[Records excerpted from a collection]
________________

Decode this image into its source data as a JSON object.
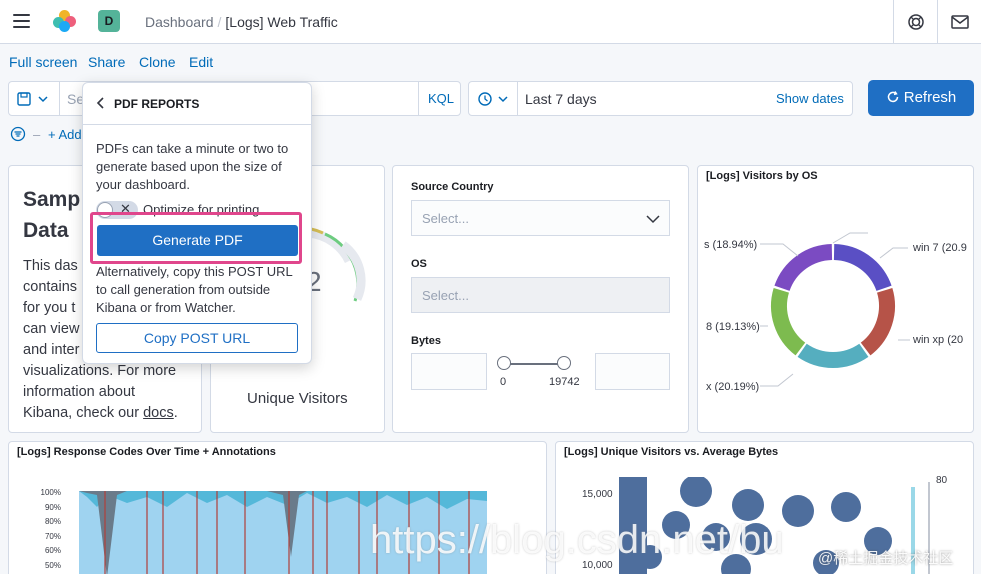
{
  "header": {
    "space_letter": "D",
    "breadcrumb_root": "Dashboard",
    "breadcrumb_sep": "/",
    "breadcrumb_current": "[Logs] Web Traffic"
  },
  "menu": {
    "full_screen": "Full screen",
    "share": "Share",
    "clone": "Clone",
    "edit": "Edit"
  },
  "query": {
    "search_placeholder": "Se",
    "kql": "KQL",
    "time_range": "Last 7 days",
    "show_dates": "Show dates",
    "refresh": "Refresh",
    "add_filter": "+ Add"
  },
  "popover": {
    "title": "PDF REPORTS",
    "description": "PDFs can take a minute or two to generate based upon the size of your dashboard.",
    "optimize_label": "Optimize for printing",
    "generate_button": "Generate PDF",
    "alternative_text": "Alternatively, copy this POST URL to call generation from outside Kibana or from Watcher.",
    "copy_button": "Copy POST URL",
    "highlight_color": "#e0468c"
  },
  "markdown_panel": {
    "title_line1": "Samp",
    "title_line2": "Data",
    "lines": [
      "This das",
      "contains",
      "for you t",
      "can view",
      "and inter",
      "visualizations. For more",
      "information about"
    ],
    "last_line_prefix": "Kibana, check our ",
    "docs_link": "docs",
    "last_line_suffix": "."
  },
  "gauge_panel": {
    "value_partial": "2",
    "caption": "Unique Visitors"
  },
  "controls_panel": {
    "source_country_label": "Source Country",
    "source_country_placeholder": "Select...",
    "os_label": "OS",
    "os_placeholder": "Select...",
    "bytes_label": "Bytes",
    "bytes_min": "0",
    "bytes_max": "19742"
  },
  "os_panel": {
    "title": "[Logs] Visitors by OS",
    "labels": {
      "left_top": "s (18.94%)",
      "left_mid": "8 (19.13%)",
      "left_bottom": "x (20.19%)",
      "right_top": "win 7 (20.9",
      "right_bottom": "win xp (20"
    },
    "colors": [
      "#5a4fc4",
      "#b65348",
      "#55aebf",
      "#7dbb4f",
      "#7b4bc2"
    ]
  },
  "response_panel": {
    "title": "[Logs] Response Codes Over Time + Annotations",
    "y_ticks": [
      "100%",
      "90%",
      "80%",
      "70%",
      "60%",
      "50%"
    ]
  },
  "scatter_panel": {
    "title": "[Logs] Unique Visitors vs. Average Bytes",
    "y_ticks": [
      "15,000",
      "10,000"
    ],
    "right_tick": "80"
  },
  "watermark": {
    "url_text": "https://blog.csdn.net/bu",
    "cn_text": "@稀土掘金技术社区"
  }
}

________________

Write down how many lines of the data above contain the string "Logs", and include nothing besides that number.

Written answer: 4